Have you seen the memes pairing motherhood and alcohol? With phrases such as,
Since FAS was first named in 1973 there have been ongoing efforts directed at prevention. While turning to alcohol to celebrate or as a coping mechanism is not new, over the last 10 years a new segment of the population has emerged on social media: wine moms.
If you search the hashtag #winemom, or variations of it, on Instagram you will get over 84,000 hits. Should this be a concern?
Our two guests today – Dr. Kelly Harding and Lisa Whittingham – wanted to take a closer look and are here today to talk about what they discovered.
Dr. Kelly Harding received her Ph.D. in Interdisciplinary Rural and Northern Health from Laurentian University in Sudbury, Ontario, Canada. Dr. Harding is a Research Associate with the Canada Fetal Alcohol Spectrum Disorder Research Network (CanFASD). Dr. Harding is also an adjunct faculty in the Psychology Department at Laurentian University. Dr. Harding has been involved in the field of FASD since 2010, predominantly through research and working with families raising children with FASD.
Lisa Whittingham is a Ph.D. Candidate in the Department of Child and Youth Studies. She completed both her undergraduate degree in Psychology and her M.A. in Applied Disability Studies from Brock University. Her research interests focus on the interactions of persons labelled as vulnerable with the criminal justice system. She is also interested in supports and interventions for persons with Fetal Alcohol Spectrum Disorder (FASD). Lisa has been active in the field of developmental disabilities for over 15 years
My heart lies with prevention. Some of what I’ve been doing lately is around media. That is really what led to this interest in understanding wine mom culture and how that links with FASD Prevention. – Dr. K. Harding
What's a wine mom? In general, a wine mom is someone who likes to take the edge off parenting with alcohol - usually a glass of wine. A new culture of humour has developed on social media around it. Lisa, Kelly and I talk about what their research discovered:
This is worthy of more explanation from a research point of view. We need to understand what we are looking at, but also it speaks to a lot of policy needs. FASD but also advocacy around other social determinants of health which have fallen by the wayside. Dr. Lisa Whittingham

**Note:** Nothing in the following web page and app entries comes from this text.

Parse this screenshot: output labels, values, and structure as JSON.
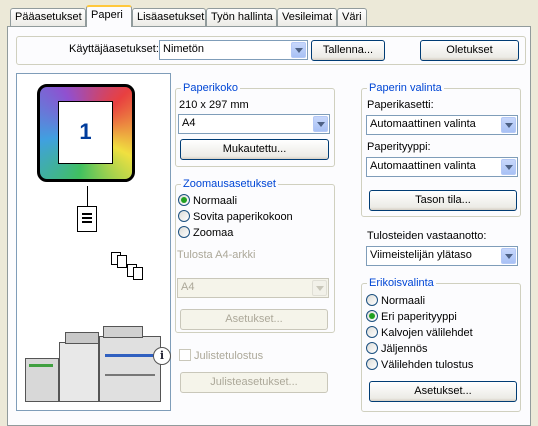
{
  "tabs": [
    {
      "label": "Pääasetukset"
    },
    {
      "label": "Paperi"
    },
    {
      "label": "Lisäasetukset"
    },
    {
      "label": "Työn hallinta"
    },
    {
      "label": "Vesileimat"
    },
    {
      "label": "Väri"
    }
  ],
  "user_settings": {
    "label": "Käyttäjäasetukset:",
    "value": "Nimetön",
    "save_label": "Tallenna...",
    "defaults_label": "Oletukset"
  },
  "preview": {
    "page_number": "1"
  },
  "paper_size": {
    "title": "Paperikoko",
    "dimensions": "210 x 297 mm",
    "value": "A4",
    "custom_label": "Mukautettu..."
  },
  "zoom": {
    "title": "Zoomausasetukset",
    "options": [
      "Normaali",
      "Sovita paperikokoon",
      "Zoomaa"
    ],
    "selected": "Normaali",
    "print_sheet_label": "Tulosta A4-arkki",
    "print_sheet_value": "A4",
    "settings_label": "Asetukset..."
  },
  "poster": {
    "checkbox_label": "Julistetulostus",
    "settings_label": "Julisteasetukset..."
  },
  "paper_selection": {
    "title": "Paperin valinta",
    "tray_label": "Paperikasetti:",
    "tray_value": "Automaattinen valinta",
    "type_label": "Paperityyppi:",
    "type_value": "Automaattinen valinta",
    "tray_status_label": "Tason tila..."
  },
  "output": {
    "label": "Tulosteiden vastaanotto:",
    "value": "Viimeistelijän ylätaso"
  },
  "special": {
    "title": "Erikoisvalinta",
    "options": [
      "Normaali",
      "Eri paperityyppi",
      "Kalvojen välilehdet",
      "Jäljennös",
      "Välilehden tulostus"
    ],
    "selected": "Eri paperityyppi",
    "settings_label": "Asetukset..."
  }
}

Kelly and Lisa provide their thoughts on the “supermom” culture, the normalization and commodification of alcohol and how the pandemic has led to an increase in the #winemom culture and rise in alcohol consumption. They also give tips on how to respond when you see a friend or family member posting a #winemom meme.
All is not bleak. In the same hashtag, we see people celebrating sobriety. Former wine moms are vocal about the culture, which has seen the rise of social influencers who refer to themselves as “winepreneurs” and wine experts. There are no easy answers. But as Lisa and Kelly point out, bringing this to the light means it can be addressed.
One thing we do know, if someone is a #winemom or drinking for another reason, women need information and support, not judgement. I’m looking forward to Dr. Harding’s further research.
If you are concerned about your alcohol use, please talk to a trusted friend, your doctor or search for an alcohol helpline in your country.